It seems strange to me that in a nation that values popularity so highly, The lone, solitary hero gets so much attention. It has been that way since Paul Revere’s midnight ride and probably further back than that. The solitary figure I had in mind is the Sniper. Granted, there are times when a sniper is working alone, but there are just as many times when he is working with one or two others. I suppose that’s the equivalent of the Lone Ranger having his “sidekick” Tonto. At extreme ranges, a sniper benefits greatly by having a spotter. The spotter helps line up the shot, does calculations relating to things like wind, humidity, temperature; and also helps to lug all the equipment around. A fully kitted out sniper can be carrying in excess of 100 lbs of toys.
A lot of shooters can do well up to 500 yards. A much smaller number can do well up to a thousand yards. Beyond a thousand yards you encounter a very small and elite group of shooters. This group doesn’t just do well; they hit their mark every time at all ranges. It’s not enough to be a crack shot at the long distance shots, you have to have a head for numbers too. At the longer ranges, too many things come into play to just aim and shoot. Anyone who plays golf will be familiar with the effect of wind, temperature and humidity has on an object in flight. It takes a lot of calculating of all variables in order to make the shot. Again, in this land of the quick draw you would think there would be less interest in the long shot. The idea of a lone individual taking on a nearly impossible task against overwhelming odds captures imaginations as nothing else can.
The particular piece of sniper gear that we are keying on in this article is the “ghillie suit”. Commercially available ghillie suits designated as “sniper” ghillie suits are constructed without the ghillie material on the front. A sniper is going to spend a lot of time on his belly trying to get into position for a clean shot. The front of his ghillie will be reinforced with a heavy material such as “Cordura” to withstand the abrasive crawls. There are low priced “sniper” suits available that do quite well for paintball or varmint shooting, but those suits would never stand up to the rigors of a long sniper crawl.
A sniper usually would not use a ghillie suit just as he receives it. Once he is in the terrain he will be working in, he will add foliage from the most prevalent plants in the area. This process may have to be repeated as he moves towards his goal and different plants become dominant. A snipers most valuable attribute is patience. This is not a task for those in search of instant gratification.

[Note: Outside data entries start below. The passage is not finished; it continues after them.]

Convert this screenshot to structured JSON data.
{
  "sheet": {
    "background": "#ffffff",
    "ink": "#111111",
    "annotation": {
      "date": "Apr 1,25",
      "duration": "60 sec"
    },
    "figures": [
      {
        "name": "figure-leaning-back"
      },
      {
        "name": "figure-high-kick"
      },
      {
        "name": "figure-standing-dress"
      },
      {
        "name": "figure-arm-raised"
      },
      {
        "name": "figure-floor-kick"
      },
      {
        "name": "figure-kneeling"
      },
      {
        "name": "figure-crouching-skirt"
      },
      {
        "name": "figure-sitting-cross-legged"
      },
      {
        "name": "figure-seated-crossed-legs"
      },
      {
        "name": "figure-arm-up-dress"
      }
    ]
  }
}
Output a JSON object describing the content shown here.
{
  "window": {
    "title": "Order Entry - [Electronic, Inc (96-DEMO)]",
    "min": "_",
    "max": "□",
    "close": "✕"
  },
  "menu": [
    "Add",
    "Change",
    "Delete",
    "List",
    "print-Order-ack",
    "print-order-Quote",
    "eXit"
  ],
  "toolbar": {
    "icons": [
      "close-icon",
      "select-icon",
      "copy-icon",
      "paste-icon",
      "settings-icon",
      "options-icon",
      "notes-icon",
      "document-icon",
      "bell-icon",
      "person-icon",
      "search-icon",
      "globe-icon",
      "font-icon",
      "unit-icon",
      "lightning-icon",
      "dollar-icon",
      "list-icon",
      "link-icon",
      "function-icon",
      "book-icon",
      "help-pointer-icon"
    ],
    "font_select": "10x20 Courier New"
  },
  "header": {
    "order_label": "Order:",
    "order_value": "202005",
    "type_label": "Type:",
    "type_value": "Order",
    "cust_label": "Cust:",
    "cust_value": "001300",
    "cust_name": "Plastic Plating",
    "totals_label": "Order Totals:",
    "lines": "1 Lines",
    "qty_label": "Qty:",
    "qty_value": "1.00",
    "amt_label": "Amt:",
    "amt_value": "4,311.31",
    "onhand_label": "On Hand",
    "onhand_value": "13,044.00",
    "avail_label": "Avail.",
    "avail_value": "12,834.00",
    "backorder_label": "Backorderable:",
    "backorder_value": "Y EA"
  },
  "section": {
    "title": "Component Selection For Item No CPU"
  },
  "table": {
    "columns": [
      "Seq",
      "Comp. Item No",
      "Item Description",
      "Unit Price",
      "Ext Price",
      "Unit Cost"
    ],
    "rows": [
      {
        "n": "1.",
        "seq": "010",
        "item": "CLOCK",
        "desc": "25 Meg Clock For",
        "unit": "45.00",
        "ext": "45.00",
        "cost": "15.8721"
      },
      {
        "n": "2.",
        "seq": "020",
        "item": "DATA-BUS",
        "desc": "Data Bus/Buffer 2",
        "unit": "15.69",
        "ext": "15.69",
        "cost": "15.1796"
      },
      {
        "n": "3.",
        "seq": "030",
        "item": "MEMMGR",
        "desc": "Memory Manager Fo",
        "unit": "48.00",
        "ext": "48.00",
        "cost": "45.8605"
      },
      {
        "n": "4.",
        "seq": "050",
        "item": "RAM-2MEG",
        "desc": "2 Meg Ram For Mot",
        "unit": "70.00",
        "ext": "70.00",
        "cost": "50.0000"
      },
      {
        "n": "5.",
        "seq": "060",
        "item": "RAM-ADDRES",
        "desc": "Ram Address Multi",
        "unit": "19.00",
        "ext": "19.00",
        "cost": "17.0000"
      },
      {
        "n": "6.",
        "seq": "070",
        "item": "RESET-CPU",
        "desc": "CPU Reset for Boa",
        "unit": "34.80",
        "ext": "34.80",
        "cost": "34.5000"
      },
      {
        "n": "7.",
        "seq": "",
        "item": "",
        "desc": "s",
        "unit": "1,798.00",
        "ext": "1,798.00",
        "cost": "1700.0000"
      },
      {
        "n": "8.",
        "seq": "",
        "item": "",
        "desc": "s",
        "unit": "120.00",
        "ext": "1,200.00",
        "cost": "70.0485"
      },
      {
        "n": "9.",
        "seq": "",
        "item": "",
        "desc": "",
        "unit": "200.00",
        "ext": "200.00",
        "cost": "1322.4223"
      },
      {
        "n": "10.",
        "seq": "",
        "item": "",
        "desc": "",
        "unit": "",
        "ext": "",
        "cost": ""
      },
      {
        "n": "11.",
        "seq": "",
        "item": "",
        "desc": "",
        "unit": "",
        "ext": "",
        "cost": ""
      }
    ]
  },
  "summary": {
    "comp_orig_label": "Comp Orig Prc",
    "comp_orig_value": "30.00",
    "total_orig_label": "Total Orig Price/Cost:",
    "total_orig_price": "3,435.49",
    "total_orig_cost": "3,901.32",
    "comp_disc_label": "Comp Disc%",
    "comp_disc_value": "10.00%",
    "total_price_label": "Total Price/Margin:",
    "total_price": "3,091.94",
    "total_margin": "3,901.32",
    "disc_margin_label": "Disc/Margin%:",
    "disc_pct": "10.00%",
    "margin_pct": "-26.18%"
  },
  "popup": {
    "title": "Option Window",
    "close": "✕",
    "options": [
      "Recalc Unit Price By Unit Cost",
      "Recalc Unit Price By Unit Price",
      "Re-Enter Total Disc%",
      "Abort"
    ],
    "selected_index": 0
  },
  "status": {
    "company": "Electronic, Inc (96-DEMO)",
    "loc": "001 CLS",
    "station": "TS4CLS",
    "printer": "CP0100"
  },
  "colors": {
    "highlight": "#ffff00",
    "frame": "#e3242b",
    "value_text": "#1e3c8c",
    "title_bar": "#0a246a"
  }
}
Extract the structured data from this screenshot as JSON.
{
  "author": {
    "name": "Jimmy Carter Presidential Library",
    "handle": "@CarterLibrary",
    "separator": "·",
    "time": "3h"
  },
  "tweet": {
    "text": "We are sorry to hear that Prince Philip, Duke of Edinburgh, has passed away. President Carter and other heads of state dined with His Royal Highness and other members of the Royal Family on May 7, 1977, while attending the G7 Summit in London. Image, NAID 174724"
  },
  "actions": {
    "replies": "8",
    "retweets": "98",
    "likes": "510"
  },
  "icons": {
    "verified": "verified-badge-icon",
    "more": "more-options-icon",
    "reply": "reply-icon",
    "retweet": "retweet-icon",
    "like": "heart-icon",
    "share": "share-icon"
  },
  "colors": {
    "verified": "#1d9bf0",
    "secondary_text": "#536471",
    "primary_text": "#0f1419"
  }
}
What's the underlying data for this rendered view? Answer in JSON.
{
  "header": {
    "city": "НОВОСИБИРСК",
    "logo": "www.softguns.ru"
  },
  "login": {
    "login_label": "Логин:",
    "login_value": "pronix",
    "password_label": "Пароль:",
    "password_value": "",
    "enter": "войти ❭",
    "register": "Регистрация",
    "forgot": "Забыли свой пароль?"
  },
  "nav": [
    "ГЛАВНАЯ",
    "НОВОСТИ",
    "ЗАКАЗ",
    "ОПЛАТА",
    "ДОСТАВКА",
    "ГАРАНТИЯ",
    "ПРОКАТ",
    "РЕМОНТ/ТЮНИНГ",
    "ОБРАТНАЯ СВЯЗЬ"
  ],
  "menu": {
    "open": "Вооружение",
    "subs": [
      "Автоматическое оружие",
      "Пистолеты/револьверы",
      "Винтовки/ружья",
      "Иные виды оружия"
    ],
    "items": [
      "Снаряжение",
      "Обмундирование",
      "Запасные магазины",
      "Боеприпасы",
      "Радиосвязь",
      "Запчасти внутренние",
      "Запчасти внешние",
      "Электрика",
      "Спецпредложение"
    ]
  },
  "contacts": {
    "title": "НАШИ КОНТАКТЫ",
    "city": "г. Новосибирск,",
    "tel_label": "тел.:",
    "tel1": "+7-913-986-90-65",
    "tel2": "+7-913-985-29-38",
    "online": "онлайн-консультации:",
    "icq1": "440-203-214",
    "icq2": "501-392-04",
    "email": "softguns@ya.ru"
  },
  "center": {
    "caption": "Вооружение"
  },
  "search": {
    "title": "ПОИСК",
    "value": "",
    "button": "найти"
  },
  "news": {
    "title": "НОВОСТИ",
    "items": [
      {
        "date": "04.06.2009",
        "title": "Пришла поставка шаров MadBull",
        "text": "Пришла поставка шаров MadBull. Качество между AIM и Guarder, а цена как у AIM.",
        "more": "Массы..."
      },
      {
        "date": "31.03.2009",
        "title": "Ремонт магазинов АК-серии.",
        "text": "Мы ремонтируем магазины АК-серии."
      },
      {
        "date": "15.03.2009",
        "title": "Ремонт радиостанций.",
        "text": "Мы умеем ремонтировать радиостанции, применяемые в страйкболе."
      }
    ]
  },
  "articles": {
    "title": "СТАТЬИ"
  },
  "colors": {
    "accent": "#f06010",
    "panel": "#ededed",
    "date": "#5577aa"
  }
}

Why is the concept of “one shot – one kill” such a big deal? If you want to live and make another shot you had best be moving. With just one shot it will take a while to figure out where the shot came from. On the second shot everybody will be looking for you and somebody will zero in on you and a ghillie suit is not armor. Not all situations call for a ghillie suit. In fact it is best if you hone your stalking skills without a ghillie suit so that when you do use a ghillie suit you achieve maximum effectiveness. If you can sneak up on someone without a ghillie suit on, just think how much easier it will be with one.
A sniper ghillie suit should have a sturdy base such as military BDUs. While the BDUs are the most easily obtained, any really sturdy clothing will work as long as it is in a color that will blend with your terrain. In spite of using sturdy clothing the front of the suit should still be reinforced with the toughest material possible in order to not only stand up to the abrasions of crawling but also to afford padding to those tender parts on the front of our bodies. The jacket should have thumb loops to keep the sleeves from riding up your arm and similar loops at the ankles to keep your pants legs down. pockets for pads on the knees and elbows is a luxurious plus. The ghillie material should be tied onto netting which in turn should be sewn to the back and sides of both pants and jacket. The netting facilitates the incorporation of vegetation from your environment and makes for quick and easy changing of said vegetation. Most commercial suits come with a hood attached, though some folks prefer a separate “boonie” hat with ghillie material and a face veil attached. Through careful selection of the colors for your ghillie you can blend into almost any environment. The greatest difficulty comes in moving from one environment to another that contrasts sharply with the first.
While a ghillie suit is an incredible tool, it can only be as good as you make it. Practice!